To the surprise of most observers, the Supreme Court ruled against the Trump administration’s rescission of DACA. Policy considerations aside, the ruling is legally troubling because President Obama ignored Congressional authority to make immigration law, and initiated the DACA program with a policy memorandum, not a formal Executive Order. The Court ruled, however, that to rescind the policy, the current administration must follow all the formal procedures of the Administrative Procedure Act. The bottom line is that the Supreme Court held that DHS must go through the formal notice and comment procedures in order to eliminate the program, so DACA continues… for now. Of course, Congress can always pass legislation to address the situation.

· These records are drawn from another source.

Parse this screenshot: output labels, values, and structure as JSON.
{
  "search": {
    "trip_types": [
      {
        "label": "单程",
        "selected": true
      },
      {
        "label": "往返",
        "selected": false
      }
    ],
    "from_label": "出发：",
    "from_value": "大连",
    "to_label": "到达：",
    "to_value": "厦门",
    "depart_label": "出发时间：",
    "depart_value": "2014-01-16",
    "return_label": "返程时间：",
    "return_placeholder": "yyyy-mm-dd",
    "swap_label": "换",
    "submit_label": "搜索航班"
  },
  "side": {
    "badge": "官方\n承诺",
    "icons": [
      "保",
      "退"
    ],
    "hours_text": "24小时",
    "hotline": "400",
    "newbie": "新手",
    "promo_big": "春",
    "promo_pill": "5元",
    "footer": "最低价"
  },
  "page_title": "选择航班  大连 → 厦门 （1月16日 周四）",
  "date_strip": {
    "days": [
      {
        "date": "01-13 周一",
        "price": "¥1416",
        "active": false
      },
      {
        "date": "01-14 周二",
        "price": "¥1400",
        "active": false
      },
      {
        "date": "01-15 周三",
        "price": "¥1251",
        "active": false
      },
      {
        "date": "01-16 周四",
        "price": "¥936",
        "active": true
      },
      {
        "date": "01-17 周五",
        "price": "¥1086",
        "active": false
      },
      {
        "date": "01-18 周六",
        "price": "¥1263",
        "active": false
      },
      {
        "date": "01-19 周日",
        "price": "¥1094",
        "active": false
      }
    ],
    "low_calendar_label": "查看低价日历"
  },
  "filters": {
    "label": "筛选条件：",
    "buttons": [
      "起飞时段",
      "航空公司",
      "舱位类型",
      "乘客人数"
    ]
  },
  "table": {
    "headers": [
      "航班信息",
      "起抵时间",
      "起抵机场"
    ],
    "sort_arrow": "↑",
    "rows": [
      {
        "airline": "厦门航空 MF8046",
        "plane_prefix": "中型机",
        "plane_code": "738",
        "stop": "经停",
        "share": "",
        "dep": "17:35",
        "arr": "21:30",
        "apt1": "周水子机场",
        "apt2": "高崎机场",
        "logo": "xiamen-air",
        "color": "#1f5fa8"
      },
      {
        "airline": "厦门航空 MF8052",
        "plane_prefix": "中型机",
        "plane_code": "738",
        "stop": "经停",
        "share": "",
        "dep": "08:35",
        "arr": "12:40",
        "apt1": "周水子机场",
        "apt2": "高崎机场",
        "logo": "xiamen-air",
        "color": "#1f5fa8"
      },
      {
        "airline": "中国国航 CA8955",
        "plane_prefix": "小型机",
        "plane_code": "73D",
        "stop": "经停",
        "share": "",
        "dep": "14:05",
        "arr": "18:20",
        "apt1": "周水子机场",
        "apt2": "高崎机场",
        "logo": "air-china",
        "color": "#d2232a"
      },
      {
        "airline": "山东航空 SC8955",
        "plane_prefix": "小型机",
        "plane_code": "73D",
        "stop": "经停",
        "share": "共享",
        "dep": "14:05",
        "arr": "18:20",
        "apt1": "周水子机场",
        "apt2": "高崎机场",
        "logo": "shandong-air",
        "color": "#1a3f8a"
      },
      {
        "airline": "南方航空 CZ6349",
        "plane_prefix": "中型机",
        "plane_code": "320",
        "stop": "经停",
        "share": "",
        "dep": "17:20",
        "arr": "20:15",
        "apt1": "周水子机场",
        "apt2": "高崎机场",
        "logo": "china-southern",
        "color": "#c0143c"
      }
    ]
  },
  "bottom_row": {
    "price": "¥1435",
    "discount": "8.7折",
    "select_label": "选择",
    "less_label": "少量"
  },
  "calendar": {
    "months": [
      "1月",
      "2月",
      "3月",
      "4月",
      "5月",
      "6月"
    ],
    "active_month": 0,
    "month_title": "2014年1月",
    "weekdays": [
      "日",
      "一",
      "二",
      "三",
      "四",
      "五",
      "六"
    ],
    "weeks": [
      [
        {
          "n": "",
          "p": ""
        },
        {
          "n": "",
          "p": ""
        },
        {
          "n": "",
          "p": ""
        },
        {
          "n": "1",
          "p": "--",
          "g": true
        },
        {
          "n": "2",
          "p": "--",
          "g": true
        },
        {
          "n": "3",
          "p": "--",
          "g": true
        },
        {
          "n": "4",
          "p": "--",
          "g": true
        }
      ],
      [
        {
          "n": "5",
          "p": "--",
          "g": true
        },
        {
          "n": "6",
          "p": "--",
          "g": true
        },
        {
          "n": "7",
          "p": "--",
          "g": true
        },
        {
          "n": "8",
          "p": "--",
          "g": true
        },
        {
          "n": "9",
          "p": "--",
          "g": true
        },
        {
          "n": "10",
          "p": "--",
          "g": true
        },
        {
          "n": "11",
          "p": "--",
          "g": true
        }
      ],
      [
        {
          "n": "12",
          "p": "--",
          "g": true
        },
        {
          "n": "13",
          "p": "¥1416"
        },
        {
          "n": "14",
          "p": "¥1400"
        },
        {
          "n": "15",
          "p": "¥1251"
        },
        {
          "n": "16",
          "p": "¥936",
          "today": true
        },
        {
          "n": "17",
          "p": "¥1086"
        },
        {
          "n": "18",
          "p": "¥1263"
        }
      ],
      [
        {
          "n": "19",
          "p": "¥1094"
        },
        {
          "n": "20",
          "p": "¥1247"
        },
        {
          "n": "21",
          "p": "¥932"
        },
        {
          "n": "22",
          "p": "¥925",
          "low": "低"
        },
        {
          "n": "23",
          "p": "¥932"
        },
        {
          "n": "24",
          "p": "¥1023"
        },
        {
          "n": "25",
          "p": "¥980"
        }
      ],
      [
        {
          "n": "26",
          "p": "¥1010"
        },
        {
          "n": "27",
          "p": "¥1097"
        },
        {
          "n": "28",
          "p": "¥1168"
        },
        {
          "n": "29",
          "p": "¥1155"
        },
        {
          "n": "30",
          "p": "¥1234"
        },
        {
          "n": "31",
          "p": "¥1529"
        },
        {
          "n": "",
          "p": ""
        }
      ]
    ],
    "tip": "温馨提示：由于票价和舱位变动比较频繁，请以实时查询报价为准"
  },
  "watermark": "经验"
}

From a policy perspective, my concern is that the public’s takeaway will be, erroneously, that the DACA amnesty was legal and is here to stay. The Court did not say that, but experience demonstrates that each amnesty, or expectation of another amnesty, encourages more illegal immigration as would-be entrants calculate that our laws will not be enforced. Obama’s DACA policy led to the 2014 border surge by unaccompanied minors from Central America. Congress has passed seven different amnesties in the past few decades prior to the DACA administrative amnesty.
Certainly, DACA recipients, “brought here as children” as we are repeatedly told, present a sympathetic picture. That is why they are used as poster children by open-border advocates who want an amnesty for all 12 million unauthorized aliens, as well as future amnesties for future arrivals. Any congressional relief for the “dreamers” must be coupled with programs to deter illegal immigration, such as enhanced border security and mandatory E-Verify for all employers. If we remove the jobs magnet, the incentive for illegal immigration will largely disappear. Moreover, American voters favor mandatory E-Verify by a 3-1 margin.

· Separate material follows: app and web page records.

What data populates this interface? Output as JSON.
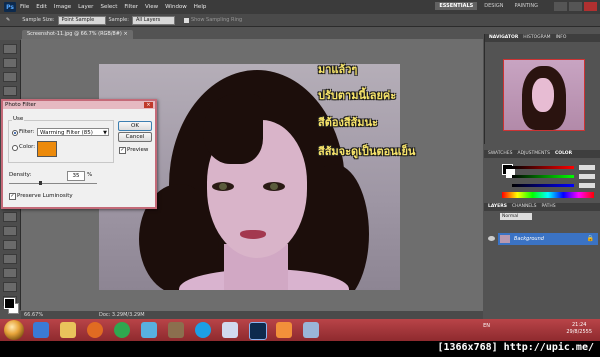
{
  "photoshop": {
    "logo": "Ps",
    "menu": [
      "File",
      "Edit",
      "Image",
      "Layer",
      "Select",
      "Filter",
      "View",
      "Window",
      "Help"
    ],
    "workspaces": [
      "ESSENTIALS",
      "DESIGN",
      "PAINTING"
    ],
    "options_bar": {
      "sample_size_label": "Sample Size:",
      "sample_size_value": "Point Sample",
      "sample_label": "Sample:",
      "sample_value": "All Layers",
      "show_ring_label": "Show Sampling Ring"
    }
  },
  "document": {
    "tab_title": "Screenshot-11.jpg @ 66.7% (RGB/8#) ×",
    "zoom": "66.67%",
    "doc_size": "Doc: 3.29M/3.29M"
  },
  "overlay_text": [
    "มาแล้วๆ",
    "ปรับตามนี้เลยค่ะ",
    "สีต้องสีส้มนะ",
    "สีส้มจะดูเป็นตอนเย็น"
  ],
  "dialog": {
    "title": "Photo Filter",
    "use_label": "Use",
    "filter_label": "Filter:",
    "filter_value": "Warming Filter (85)",
    "color_label": "Color:",
    "color_value": "#ec8a0b",
    "ok_label": "OK",
    "cancel_label": "Cancel",
    "preview_label": "Preview",
    "density_label": "Density:",
    "density_value": "35",
    "density_unit": "%",
    "preserve_label": "Preserve Luminosity",
    "density_fraction": 0.35
  },
  "panels": {
    "navigator_tabs": [
      "NAVIGATOR",
      "HISTOGRAM",
      "INFO"
    ],
    "color_tabs": [
      "SWATCHES",
      "ADJUSTMENTS",
      "COLOR"
    ],
    "layer_tabs": [
      "LAYERS",
      "CHANNELS",
      "PATHS"
    ],
    "blend_mode": "Normal",
    "layer_name": "Background"
  },
  "taskbar": {
    "language": "EN",
    "time": "21:24",
    "date": "29/8/2555"
  },
  "caption": "[1366x768] http://upic.me/"
}
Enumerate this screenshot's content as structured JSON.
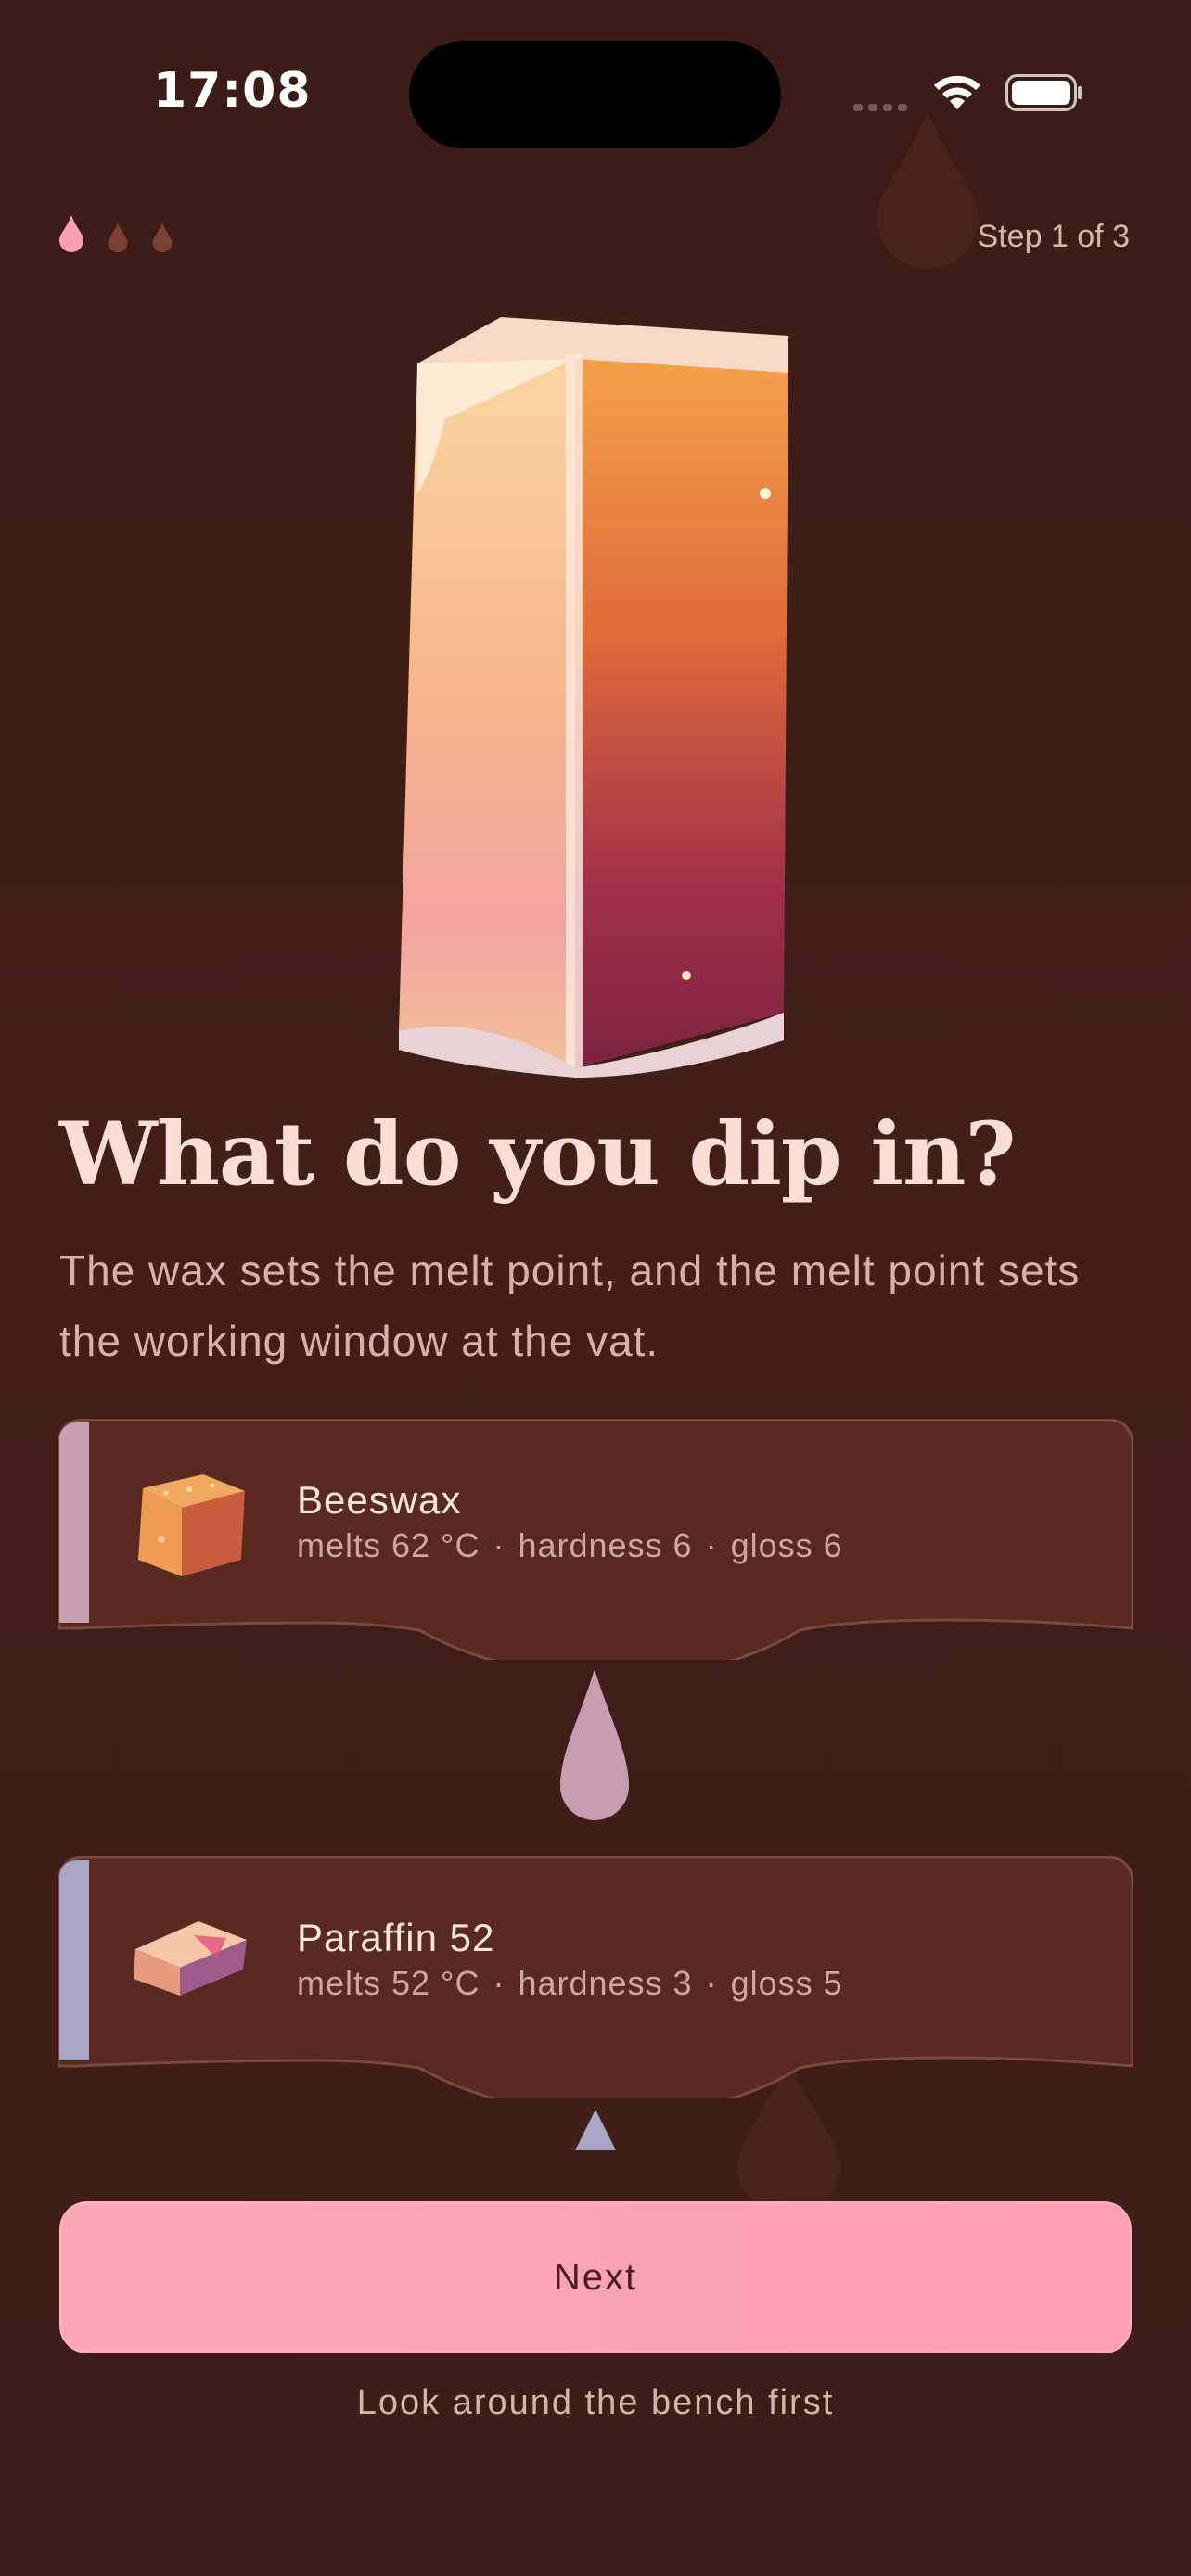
{
  "status_bar": {
    "time": "17:08"
  },
  "progress": {
    "label": "Step 1 of 3",
    "current": 1,
    "total": 3
  },
  "heading": {
    "title": "What do you dip in?",
    "subtitle": "The wax sets the melt point, and the melt point sets the working window at the vat."
  },
  "options": [
    {
      "name": "Beeswax",
      "melts": "melts 62 °C",
      "hardness": "hardness 6",
      "gloss": "gloss 6",
      "accent": "#c8a0b2"
    },
    {
      "name": "Paraffin 52",
      "melts": "melts 52 °C",
      "hardness": "hardness 3",
      "gloss": "gloss 5",
      "accent": "#a8a6c4"
    }
  ],
  "actions": {
    "next_label": "Next",
    "secondary_link": "Look around the bench first"
  },
  "colors": {
    "background": "#3f1d18",
    "card": "#5a2922",
    "primary_button": "#fca5b4",
    "title": "#fcded4"
  },
  "icons": [
    "wifi-icon",
    "battery-icon",
    "drop-icon"
  ]
}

Secondly, if 700,000 DACA recipients receive green cards,, they will petition to bring in additional relatives so the number of green cards will run into the millions over the long term. As an offset, Congress must pass legislation to curtail chain migration and limit family reunification to only nuclear family members. Chain migration is the main component of U.S. immigration, and immigration is responsible for almost 90% of the population growth in this country.

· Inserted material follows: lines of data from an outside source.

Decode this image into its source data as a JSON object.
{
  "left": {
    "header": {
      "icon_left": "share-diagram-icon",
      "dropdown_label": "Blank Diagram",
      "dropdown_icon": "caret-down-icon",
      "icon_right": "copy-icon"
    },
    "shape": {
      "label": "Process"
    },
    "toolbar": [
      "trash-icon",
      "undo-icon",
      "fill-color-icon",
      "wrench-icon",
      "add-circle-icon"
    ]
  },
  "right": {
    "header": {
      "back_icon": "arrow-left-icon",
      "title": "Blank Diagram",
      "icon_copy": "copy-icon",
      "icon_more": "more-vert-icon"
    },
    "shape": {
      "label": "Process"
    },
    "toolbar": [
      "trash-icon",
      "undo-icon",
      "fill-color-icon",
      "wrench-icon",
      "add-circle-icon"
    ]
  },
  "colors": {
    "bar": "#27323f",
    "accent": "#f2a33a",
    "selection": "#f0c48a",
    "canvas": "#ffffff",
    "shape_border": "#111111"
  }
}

Congress and the President may feel political pressure to pursue a legislative solution to the DACA problem. Fair enough, but providing legal status to DACA recipients by itself will only encourage more illegal immigration, leading additional thousands to undertake a very dangerous journey. Deterring illegal immigration and reducing chain migration are necessary components of any deal.